[ Ed. Note: The following is reposted in its entirety. It was written by entrepreneur / MBA / attorney Charles Seavey. I reprinted this from a discussion group in LinkedIn. In the article, Charles talks about the hundreds of billions in bad mortgage debt held by the the Federal Reserve. He advocates going after those who wrote bad loans, engaged in predatory lending or committed gross negligence in properly documenting and packaging loan document (think “robosigning”). We agree.
Our firm, Mahany & Ertl, has filed the largest false claims act case in history against Allied Home Mortgage Corporation for fraud. On November 1st, the Unites States government and HUD joined our suit and are now suing Allied for $2.4 billion on behalf of the taxpayers.

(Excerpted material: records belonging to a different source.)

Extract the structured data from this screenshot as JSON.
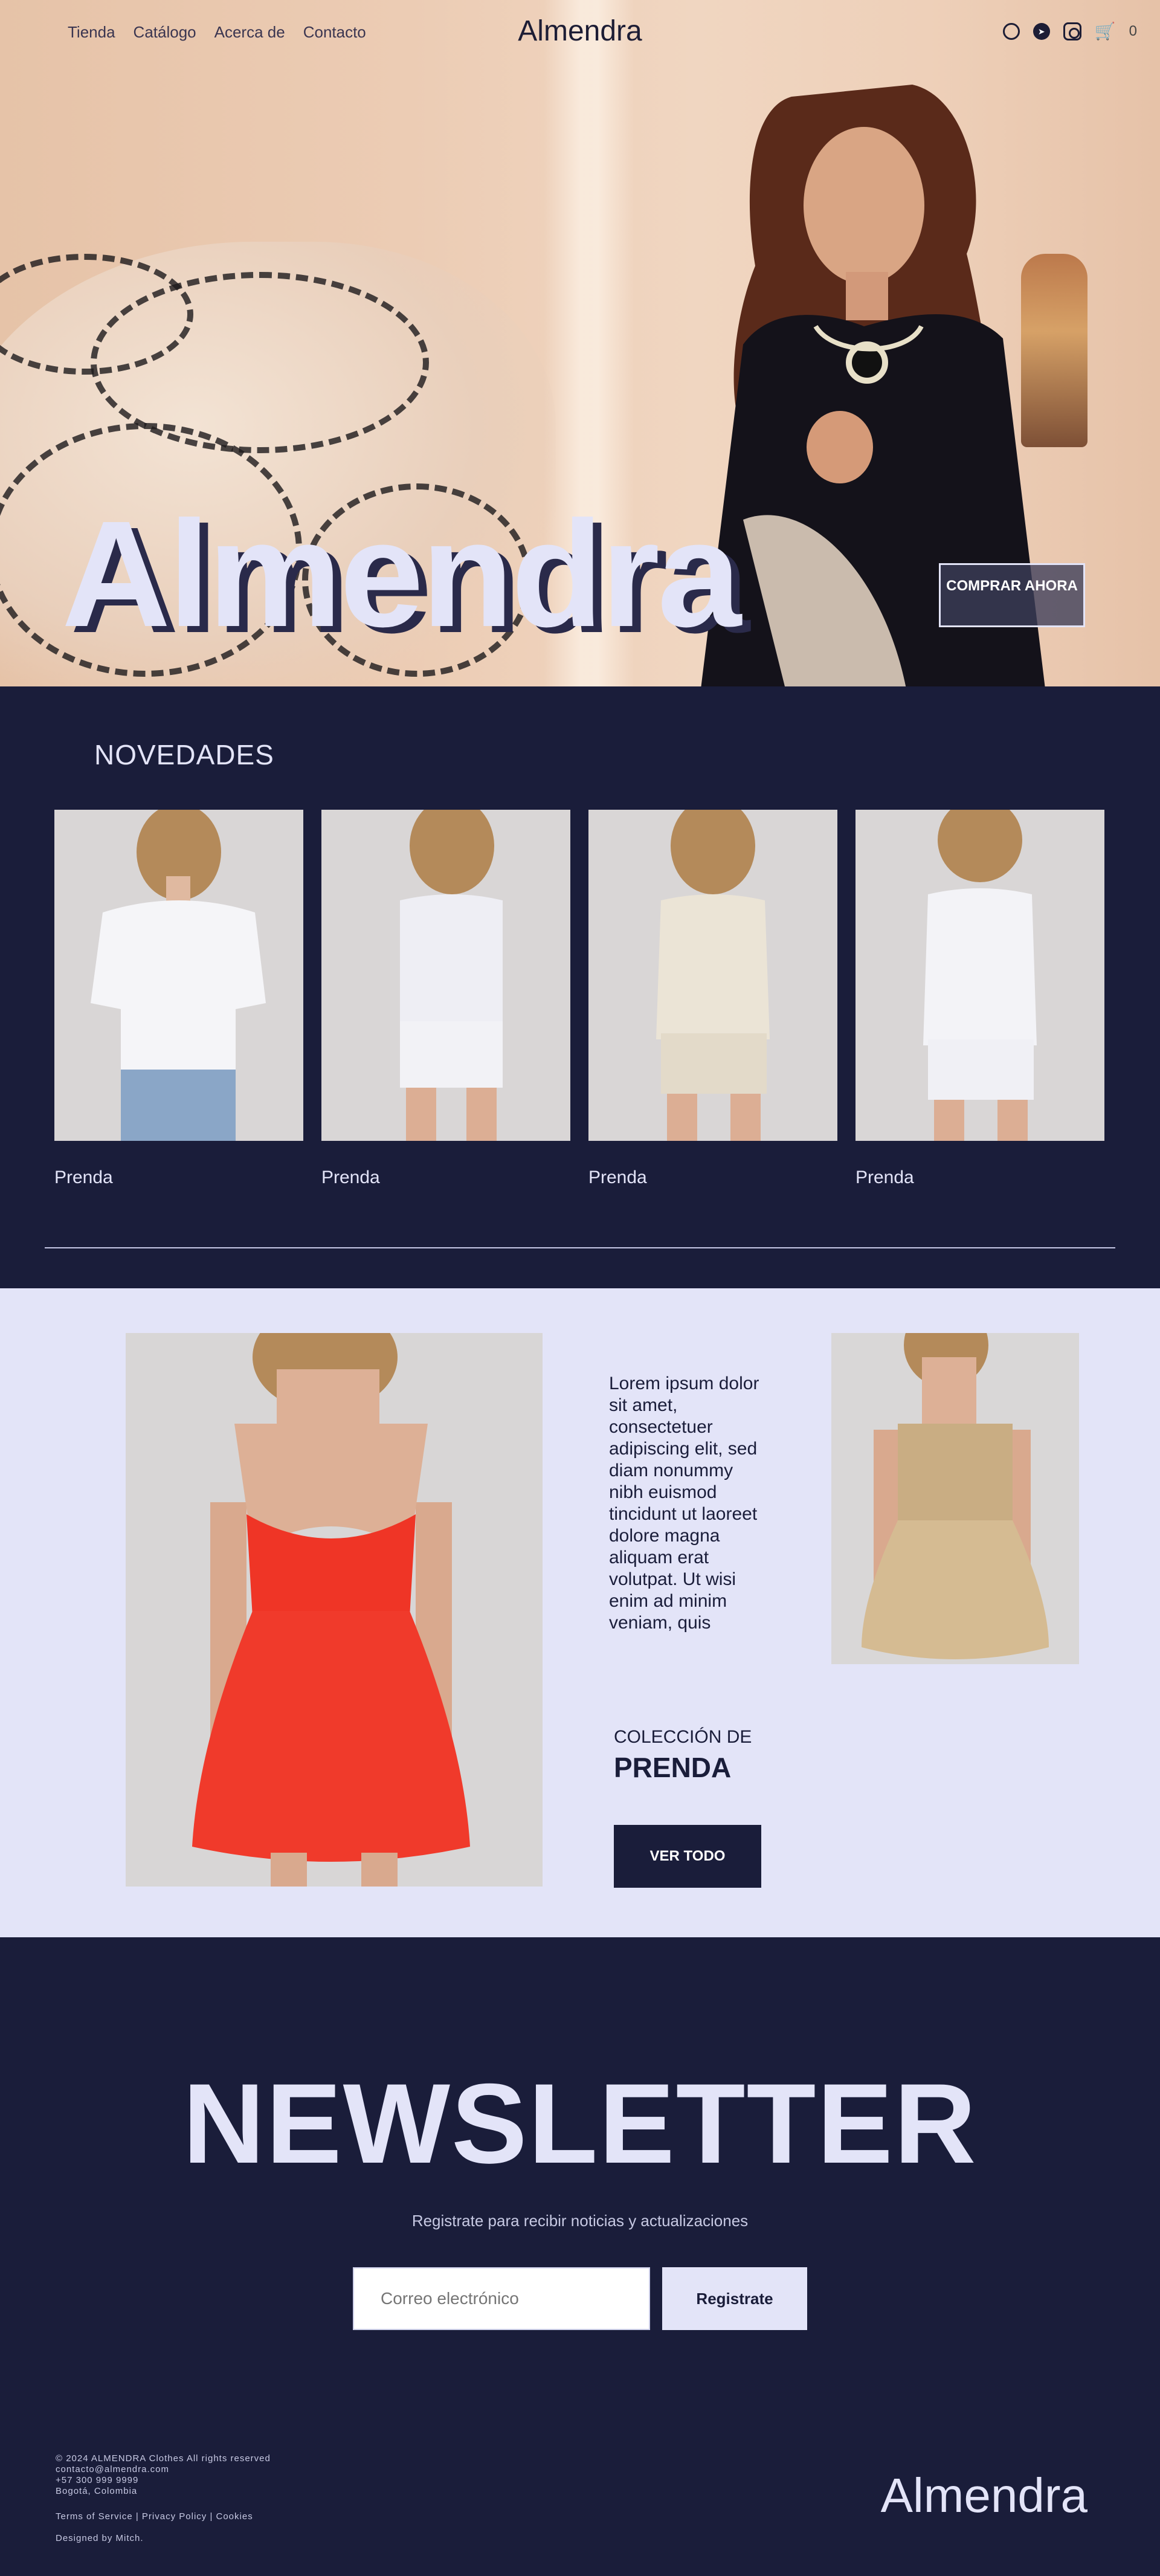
{
  "nav": {
    "links": [
      "Tienda",
      "Catálogo",
      "Acerca de",
      "Contacto"
    ],
    "brand": "Almendra",
    "cart_count": "0",
    "icons": [
      "whatsapp-icon",
      "telegram-icon",
      "instagram-icon",
      "cart-icon"
    ]
  },
  "hero": {
    "title": "Almendra",
    "cta": "COMPRAR AHORA"
  },
  "news": {
    "heading": "NOVEDADES",
    "items": [
      {
        "label": "Prenda"
      },
      {
        "label": "Prenda"
      },
      {
        "label": "Prenda"
      },
      {
        "label": "Prenda"
      }
    ]
  },
  "collection": {
    "text": "Lorem ipsum dolor sit amet, consectetuer adipiscing elit, sed diam nonummy nibh euismod tincidunt ut laoreet dolore magna aliquam erat volutpat. Ut wisi enim ad minim veniam, quis",
    "kicker": "COLECCIÓN DE",
    "name": "PRENDA",
    "button": "VER TODO"
  },
  "newsletter": {
    "title": "NEWSLETTER",
    "subtitle": "Registrate para recibir noticias y actualizaciones",
    "placeholder": "Correo electrónico",
    "button": "Registrate"
  },
  "footer": {
    "copyright": "© 2024 ALMENDRA Clothes All rights reserved",
    "email": "contacto@almendra.com",
    "phone": "+57 300 999 9999",
    "city": "Bogotá, Colombia",
    "links": "Terms of Service | Privacy Policy | Cookies",
    "designed": "Designed by Mitch.",
    "brand": "Almendra"
  },
  "colors": {
    "navy": "#1a1d3a",
    "lavender": "#e3e4f8"
  }
}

We invite other whistleblowers to come forward. A successful false claims complaint may result in you receiving an award of 20% or more of what the government recovers. Short of handcuffs and prison cells, the only thing that captures Wall Street’s attention is taking their money. If you have information on Allied or any Wall Street scam, call us. The call is confidential. For more information contact attorney Brian Mahany at (direct) 0r by email at ]
by Charles Seavey
The Federal Reserve owns $849 billion in mortgage-backed securities. Total reserves are $2,872 billion, so mortgage-backed securities comprise 30% of reserves. (No wonder the dollar can’t bounce, even with Europe falling apart.)
To give a sense of the scale of this unprecedented investment in questionable private securities, currency in circulation is $1,052 billion so the Fed owns almost as many mortgage-backed securities as there are dollars in existence.
These mortgage backed-securities, we now know, are thoroughly fraudulent. They don’t have legal recourse to the underlying mortgages, which were never properly transferred into the trusts. Second, even to the extent that the Federal Reserve owns any of the mortgages that it thinks it purchased, those mortgages were extended on the basis of fraudulent underwriting (including forged income verification and the like), predatory lending, and fraud in the securitizations regarding the underwriting characteristics of the pools. Finally, any equitable ownership interest that the Fed used to have in the mortgages has by this point been further obscured and sullied by widespread forgeries on the part of the servicers and lawyers for the trusts. Accordingly the Fed bought $849 billion in joke fraudulent private securities that were the subject of at least four different levels of criminal and fraudulent behavior.
What are the implications of this unprecedented situation?
One is that the Fed must disclose which specific mortgage-backed securities it purchased on behalf of the American people.
A second is that the Fed must pursue securities fraud claims on behalf of the American people for $849 billion.
If Federal Reserve officials fail to do these things, they become accomplices-after-the-fact. As extreme as this sounds, the law is clear and Federal Reserve officials have no immunity protections. If the Fed does not pursue damages on behalf of the American people, they become part of a conspiracy and cover up where the Fed’s role was to buy up and hide the evidence.